[[ Data supplied, beginning ]]
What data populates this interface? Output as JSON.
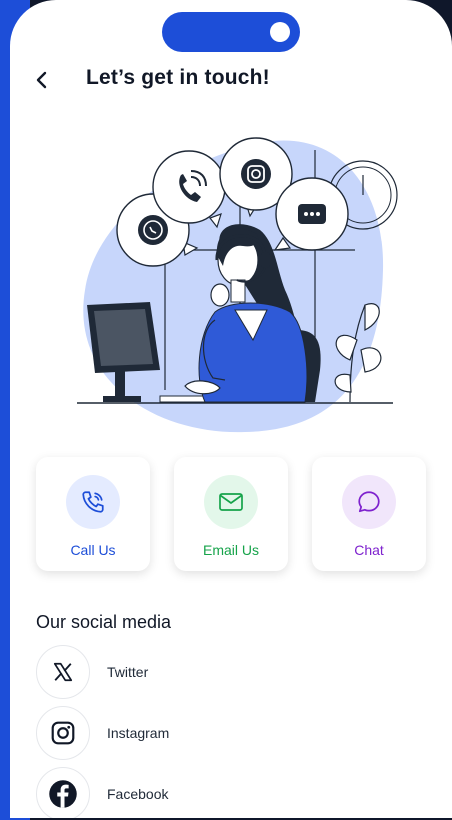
{
  "header": {
    "title": "Let’s get in touch!"
  },
  "contact_cards": [
    {
      "label": "Call Us",
      "color": "#1d4ed8",
      "bg": "#e4ebff",
      "icon": "phone-icon"
    },
    {
      "label": "Email Us",
      "color": "#16a34a",
      "bg": "#e3f7ea",
      "icon": "mail-icon"
    },
    {
      "label": "Chat",
      "color": "#7e22ce",
      "bg": "#f1e6fb",
      "icon": "chat-icon"
    }
  ],
  "social": {
    "title": "Our social media",
    "items": [
      {
        "name": "Twitter",
        "icon": "x-logo-icon"
      },
      {
        "name": "Instagram",
        "icon": "instagram-icon"
      },
      {
        "name": "Facebook",
        "icon": "facebook-icon"
      }
    ]
  },
  "colors": {
    "accent": "#1d4ed8",
    "illustration_bg": "#c7d6fb"
  }
}
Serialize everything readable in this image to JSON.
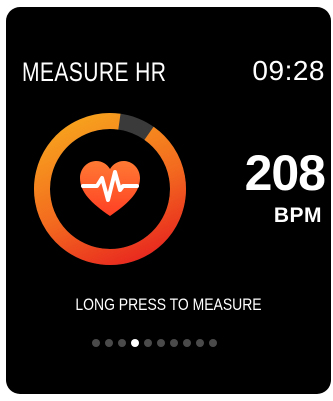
{
  "header": {
    "title": "MEASURE HR",
    "time": "09:28"
  },
  "measurement": {
    "value": "208",
    "unit": "BPM"
  },
  "hint": "LONG PRESS TO MEASURE",
  "pager": {
    "count": 10,
    "active_index": 3
  },
  "colors": {
    "background": "#000000",
    "ring_start": "#f7a21d",
    "ring_end": "#e8271f",
    "ring_track": "#3a3a3a",
    "heart": "#ff5a2a",
    "text": "#ffffff"
  },
  "icons": {
    "center": "heart-pulse-icon"
  }
}
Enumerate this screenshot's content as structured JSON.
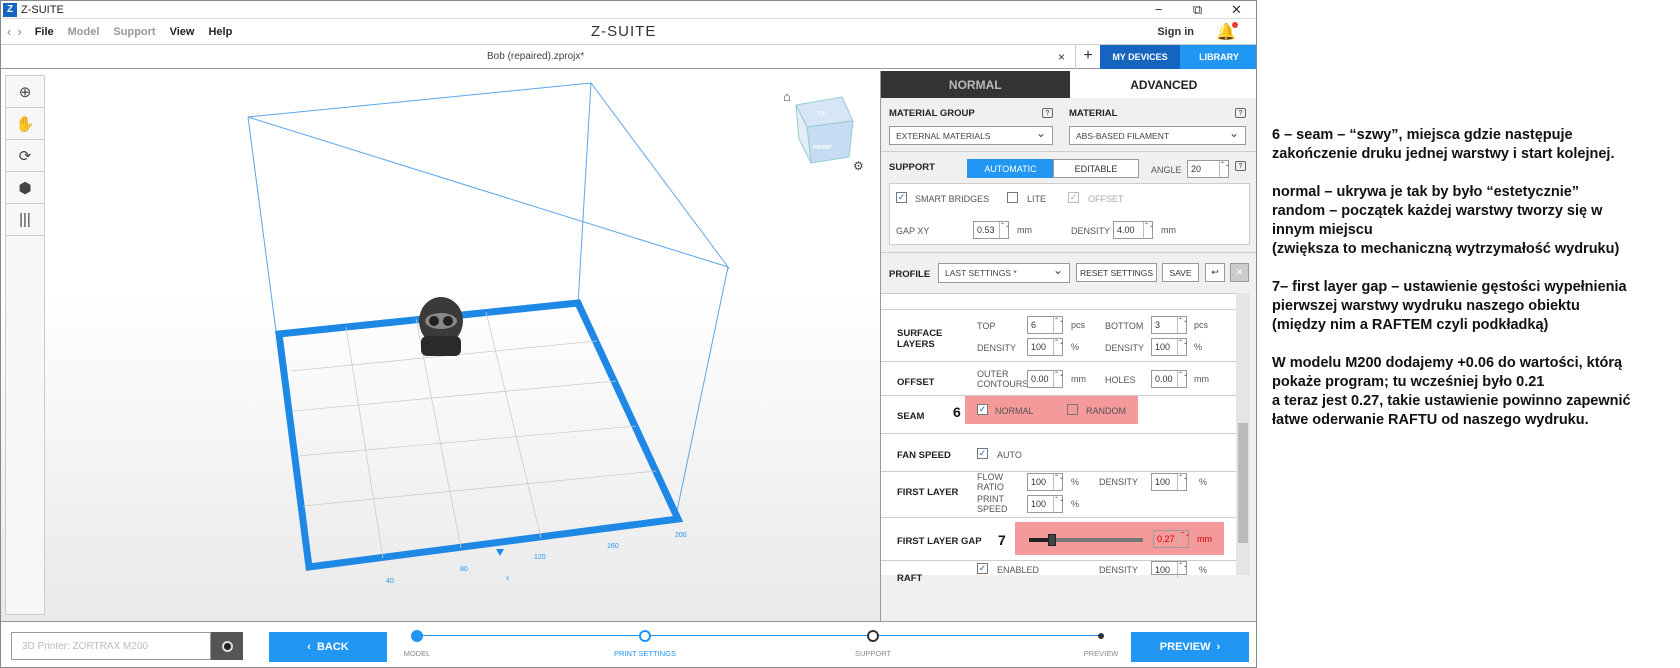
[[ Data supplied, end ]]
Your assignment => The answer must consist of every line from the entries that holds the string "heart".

Task output =>
    "heart": "#ff5a2a",
    "center": "heart-pulse-icon"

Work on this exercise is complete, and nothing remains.